Knitting the letters would be a pretty easy code to crack, and frankly pretty hard to achieve and keep track of across multiple rows bearing in mind that while knitting Madame Defarge is otherwise engaged in her wine shop or busy plotting revolutionary activities.

Ideally I think you’d want something where a letter could be represented in a single row, so you could ‘write’ the words as you knit, and if you had to put down your knitting to serve some wine to a fellow revolutionary you would immediately know where you are when you picked it up again.

Morse code (or a variant) seems the most likely choice. Morse code hadn’t yet been invented, but Madame Defarge was pretty darn clever so I think she had devised her own.

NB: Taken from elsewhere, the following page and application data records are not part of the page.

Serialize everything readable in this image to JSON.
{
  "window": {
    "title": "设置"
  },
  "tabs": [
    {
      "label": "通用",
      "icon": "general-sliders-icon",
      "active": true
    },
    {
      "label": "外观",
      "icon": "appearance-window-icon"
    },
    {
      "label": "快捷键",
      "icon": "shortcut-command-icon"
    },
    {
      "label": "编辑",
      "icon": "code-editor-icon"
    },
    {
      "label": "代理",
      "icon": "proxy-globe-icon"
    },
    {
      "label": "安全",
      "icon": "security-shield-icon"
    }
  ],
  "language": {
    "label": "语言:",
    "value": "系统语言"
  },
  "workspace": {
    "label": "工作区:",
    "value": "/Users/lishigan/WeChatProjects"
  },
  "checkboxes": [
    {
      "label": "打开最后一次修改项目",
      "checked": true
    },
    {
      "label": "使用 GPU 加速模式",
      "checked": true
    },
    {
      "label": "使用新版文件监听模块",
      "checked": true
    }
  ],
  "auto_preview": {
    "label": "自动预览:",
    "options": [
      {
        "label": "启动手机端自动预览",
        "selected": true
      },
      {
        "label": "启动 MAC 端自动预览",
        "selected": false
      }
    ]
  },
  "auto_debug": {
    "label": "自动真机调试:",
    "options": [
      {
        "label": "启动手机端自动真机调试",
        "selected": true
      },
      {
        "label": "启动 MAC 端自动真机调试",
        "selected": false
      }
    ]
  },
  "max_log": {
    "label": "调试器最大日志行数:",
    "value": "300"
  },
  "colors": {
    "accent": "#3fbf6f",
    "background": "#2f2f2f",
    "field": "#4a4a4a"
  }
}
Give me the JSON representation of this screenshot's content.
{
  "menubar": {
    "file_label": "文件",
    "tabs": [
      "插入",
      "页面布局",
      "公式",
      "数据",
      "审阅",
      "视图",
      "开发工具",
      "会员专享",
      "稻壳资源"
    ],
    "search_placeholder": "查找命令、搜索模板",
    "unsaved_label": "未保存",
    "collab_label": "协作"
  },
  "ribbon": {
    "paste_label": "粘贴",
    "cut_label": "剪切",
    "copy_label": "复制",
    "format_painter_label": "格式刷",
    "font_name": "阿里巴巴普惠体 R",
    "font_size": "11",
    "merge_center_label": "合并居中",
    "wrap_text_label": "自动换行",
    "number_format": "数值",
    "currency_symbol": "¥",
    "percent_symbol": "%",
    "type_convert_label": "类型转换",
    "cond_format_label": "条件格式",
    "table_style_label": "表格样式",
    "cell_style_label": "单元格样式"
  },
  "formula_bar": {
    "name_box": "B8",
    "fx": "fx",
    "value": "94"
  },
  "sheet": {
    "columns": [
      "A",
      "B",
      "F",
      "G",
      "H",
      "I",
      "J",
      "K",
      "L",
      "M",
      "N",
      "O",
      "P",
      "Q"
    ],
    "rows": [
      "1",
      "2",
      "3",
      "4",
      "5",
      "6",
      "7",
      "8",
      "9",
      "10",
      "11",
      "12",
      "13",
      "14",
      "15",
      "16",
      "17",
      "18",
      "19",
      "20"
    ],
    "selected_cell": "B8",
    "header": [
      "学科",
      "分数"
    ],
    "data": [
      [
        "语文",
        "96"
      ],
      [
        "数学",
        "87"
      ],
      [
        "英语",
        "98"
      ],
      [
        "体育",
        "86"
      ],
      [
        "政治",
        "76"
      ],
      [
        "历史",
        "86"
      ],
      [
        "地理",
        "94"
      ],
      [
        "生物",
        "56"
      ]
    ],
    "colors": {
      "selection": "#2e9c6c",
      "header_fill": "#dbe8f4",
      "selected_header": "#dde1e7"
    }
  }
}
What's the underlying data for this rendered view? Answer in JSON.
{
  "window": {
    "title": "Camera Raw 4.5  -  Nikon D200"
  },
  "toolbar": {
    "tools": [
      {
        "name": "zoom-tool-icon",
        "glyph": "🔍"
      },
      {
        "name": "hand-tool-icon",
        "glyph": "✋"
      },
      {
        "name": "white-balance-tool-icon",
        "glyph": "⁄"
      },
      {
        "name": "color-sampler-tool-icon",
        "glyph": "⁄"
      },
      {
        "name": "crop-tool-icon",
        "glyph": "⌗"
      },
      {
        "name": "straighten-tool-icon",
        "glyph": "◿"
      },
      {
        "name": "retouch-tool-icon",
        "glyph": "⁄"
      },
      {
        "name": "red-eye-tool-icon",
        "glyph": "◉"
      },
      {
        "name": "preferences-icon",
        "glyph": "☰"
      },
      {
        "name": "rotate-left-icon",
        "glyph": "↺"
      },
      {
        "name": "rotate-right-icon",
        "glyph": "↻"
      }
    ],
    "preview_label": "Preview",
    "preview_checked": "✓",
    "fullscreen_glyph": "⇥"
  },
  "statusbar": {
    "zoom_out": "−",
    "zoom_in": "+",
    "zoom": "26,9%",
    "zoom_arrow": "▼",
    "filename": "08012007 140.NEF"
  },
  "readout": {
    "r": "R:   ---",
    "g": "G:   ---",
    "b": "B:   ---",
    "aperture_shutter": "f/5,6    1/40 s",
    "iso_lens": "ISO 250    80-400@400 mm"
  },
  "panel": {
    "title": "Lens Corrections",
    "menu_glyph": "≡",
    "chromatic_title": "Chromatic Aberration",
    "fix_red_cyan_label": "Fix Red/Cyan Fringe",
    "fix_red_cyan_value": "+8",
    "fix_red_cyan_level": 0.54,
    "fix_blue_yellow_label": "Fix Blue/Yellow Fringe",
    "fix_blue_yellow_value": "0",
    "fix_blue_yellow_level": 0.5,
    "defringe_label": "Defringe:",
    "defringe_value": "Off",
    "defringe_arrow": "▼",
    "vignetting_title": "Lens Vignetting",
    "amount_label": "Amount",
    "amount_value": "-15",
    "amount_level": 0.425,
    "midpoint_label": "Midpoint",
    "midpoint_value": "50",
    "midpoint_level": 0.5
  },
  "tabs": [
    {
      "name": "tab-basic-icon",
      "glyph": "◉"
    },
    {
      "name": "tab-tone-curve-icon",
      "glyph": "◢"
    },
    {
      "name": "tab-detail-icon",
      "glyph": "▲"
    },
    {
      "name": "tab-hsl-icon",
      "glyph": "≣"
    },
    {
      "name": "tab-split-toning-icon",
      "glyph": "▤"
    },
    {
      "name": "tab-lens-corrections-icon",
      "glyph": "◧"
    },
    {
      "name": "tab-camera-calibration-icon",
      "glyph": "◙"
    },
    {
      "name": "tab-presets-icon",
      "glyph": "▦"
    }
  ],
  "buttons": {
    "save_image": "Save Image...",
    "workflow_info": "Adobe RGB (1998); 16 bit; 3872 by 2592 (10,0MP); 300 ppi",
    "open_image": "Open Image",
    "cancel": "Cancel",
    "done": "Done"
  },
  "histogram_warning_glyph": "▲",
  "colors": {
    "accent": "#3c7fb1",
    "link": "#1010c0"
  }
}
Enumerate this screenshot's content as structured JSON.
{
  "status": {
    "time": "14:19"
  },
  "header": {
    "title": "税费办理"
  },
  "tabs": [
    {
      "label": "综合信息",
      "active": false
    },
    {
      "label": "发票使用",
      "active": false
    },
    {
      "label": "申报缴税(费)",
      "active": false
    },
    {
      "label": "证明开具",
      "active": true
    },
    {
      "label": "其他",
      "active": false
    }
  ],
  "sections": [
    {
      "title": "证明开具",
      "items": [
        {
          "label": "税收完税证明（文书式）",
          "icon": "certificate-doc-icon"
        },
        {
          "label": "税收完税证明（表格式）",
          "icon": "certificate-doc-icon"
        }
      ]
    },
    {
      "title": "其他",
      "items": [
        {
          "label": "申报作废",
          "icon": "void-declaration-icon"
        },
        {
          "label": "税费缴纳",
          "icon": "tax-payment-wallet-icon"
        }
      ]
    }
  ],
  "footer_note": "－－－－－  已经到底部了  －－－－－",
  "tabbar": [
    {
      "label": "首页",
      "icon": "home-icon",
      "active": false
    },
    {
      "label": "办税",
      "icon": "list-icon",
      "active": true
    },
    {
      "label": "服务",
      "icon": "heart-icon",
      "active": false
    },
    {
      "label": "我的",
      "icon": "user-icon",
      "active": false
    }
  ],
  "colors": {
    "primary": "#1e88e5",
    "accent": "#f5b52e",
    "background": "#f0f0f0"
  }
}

You could knit the code using colours – as I have here (apologies for the messy and less than stellar colourwork). Purple is dot, and blue is dash. Each cluster of blue and purple is a letter – blue/purple is ‘a’, blue is ‘t’ etc. I used a pink space between letters and a double pink space between words. This particular example says ‘A Tale of Two Cities’. I was pleased to notice that if you write the text as you knit the rows, when you turn it round to read from the top it reads perfectly from left to right.

Although this was pleasing (and quite compact) I have to say that I doubt your average vengeful revolutionary could be bothered faffing around with colours, carrying the colours back across the purl rows and then untangling the mess.

It would take more stitches (but probably less cursing) to knit a Morse code-like code in a single colour, with a stockinette background using a single ‘purl’ stitch for dots and two purl stitches for dashes. A light colour would preferable for better stitch definition and easy reading! If I were a really good knit blogger I would have also done a sample this way.

But I’m not.

To make up for it though, I’ve got two more film adaptations winging their way to me now. Further Defarge updates to follow. Bet you can't wait!